_PROMPT_. Where a line of the entries below includes the string "true", count it. Give only the resulting number.

_RECORDS FOR THIS EXERCISE_.

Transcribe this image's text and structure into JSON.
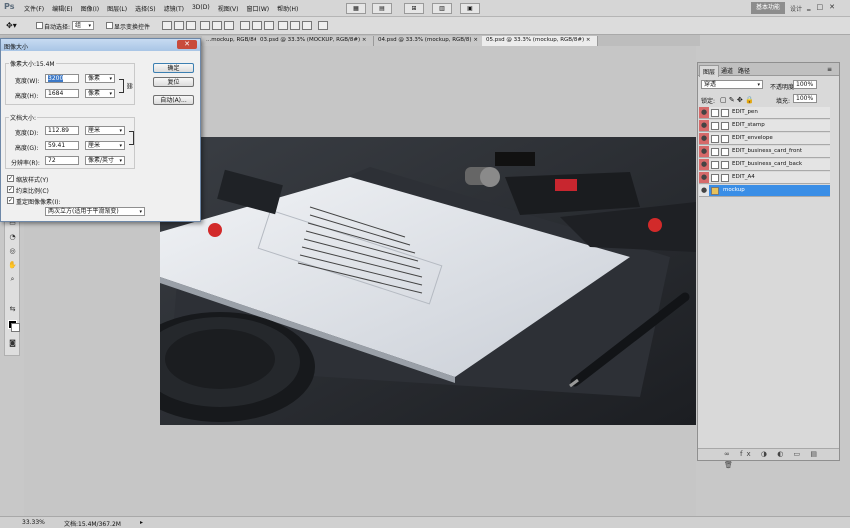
{
  "app": {
    "logo": "Ps"
  },
  "menubar": {
    "items": [
      "文件(F)",
      "编辑(E)",
      "图像(I)",
      "图层(L)",
      "选择(S)",
      "滤镜(T)",
      "3D(D)",
      "视图(V)",
      "窗口(W)",
      "帮助(H)"
    ],
    "workspace_button": "基本功能",
    "design_label": "设计"
  },
  "options": {
    "auto_select_label": "自动选择:",
    "auto_select_value": "组",
    "show_transform_label": "显示变换控件"
  },
  "tabs": [
    {
      "label": "...mockup, RGB/8#)"
    },
    {
      "label": "03.psd @ 33.3% (MOCKUP, RGB/8#)"
    },
    {
      "label": "04.psd @ 33.3% (mockup, RGB/8)"
    },
    {
      "label": "05.psd @ 33.3% (mockup, RGB/8#)",
      "active": true
    }
  ],
  "status": {
    "zoom": "33.33%",
    "doc": "文档:15.4M/367.2M"
  },
  "layers_panel": {
    "tabs": [
      "图层",
      "通道",
      "路径"
    ],
    "blend_mode": "穿透",
    "opacity_label": "不透明度:",
    "opacity_value": "100%",
    "lock_label": "锁定:",
    "fill_label": "填充:",
    "fill_value": "100%",
    "layers": [
      {
        "name": "EDIT_pen"
      },
      {
        "name": "EDIT_stamp"
      },
      {
        "name": "EDIT_envelope"
      },
      {
        "name": "EDIT_business_card_front"
      },
      {
        "name": "EDIT_business_card_back"
      },
      {
        "name": "EDIT_A4"
      },
      {
        "name": "mockup",
        "selected": true
      }
    ]
  },
  "dialog": {
    "title": "图像大小",
    "pixel_dims_label": "像素大小:15.4M",
    "width_label": "宽度(W):",
    "width_value": "3200",
    "width_unit": "像素",
    "height_label": "高度(H):",
    "height_value": "1684",
    "height_unit": "像素",
    "doc_size_label": "文档大小:",
    "doc_width_label": "宽度(D):",
    "doc_width_value": "112.89",
    "doc_width_unit": "厘米",
    "doc_height_label": "高度(G):",
    "doc_height_value": "59.41",
    "doc_height_unit": "厘米",
    "resolution_label": "分辨率(R):",
    "resolution_value": "72",
    "resolution_unit": "像素/英寸",
    "scale_styles": "缩放样式(Y)",
    "constrain": "约束比例(C)",
    "resample": "重定图像像素(I):",
    "resample_method": "两次立方(适用于平滑渐变)",
    "ok": "确定",
    "reset": "复位",
    "auto": "自动(A)..."
  }
}
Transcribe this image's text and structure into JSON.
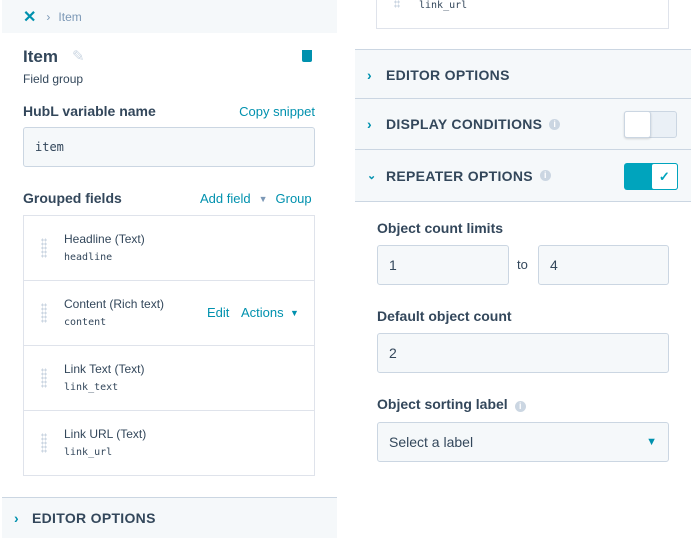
{
  "breadcrumb": {
    "current": "Item"
  },
  "header": {
    "title": "Item",
    "subtitle": "Field group"
  },
  "hubl": {
    "label": "HubL variable name",
    "copy": "Copy snippet",
    "value": "item"
  },
  "grouped": {
    "label": "Grouped fields",
    "add": "Add field",
    "group": "Group",
    "fields": [
      {
        "name": "Headline (Text)",
        "key": "headline"
      },
      {
        "name": "Content (Rich text)",
        "key": "content",
        "edit": "Edit",
        "actions": "Actions"
      },
      {
        "name": "Link Text (Text)",
        "key": "link_text"
      },
      {
        "name": "Link URL (Text)",
        "key": "link_url"
      }
    ]
  },
  "left_editor": "EDITOR OPTIONS",
  "right": {
    "top_key": "link_url",
    "editor": "EDITOR OPTIONS",
    "display": "DISPLAY CONDITIONS",
    "display_on": false,
    "repeater": "REPEATER OPTIONS",
    "repeater_on": true,
    "limits_label": "Object count limits",
    "min": "1",
    "to": "to",
    "max": "4",
    "default_label": "Default object count",
    "default": "2",
    "sort_label": "Object sorting label",
    "sort_value": "Select a label"
  },
  "colors": {
    "accent": "#0091ae",
    "text": "#33475b",
    "panel": "#f5f8fa"
  }
}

_ANSWER BOX_. 3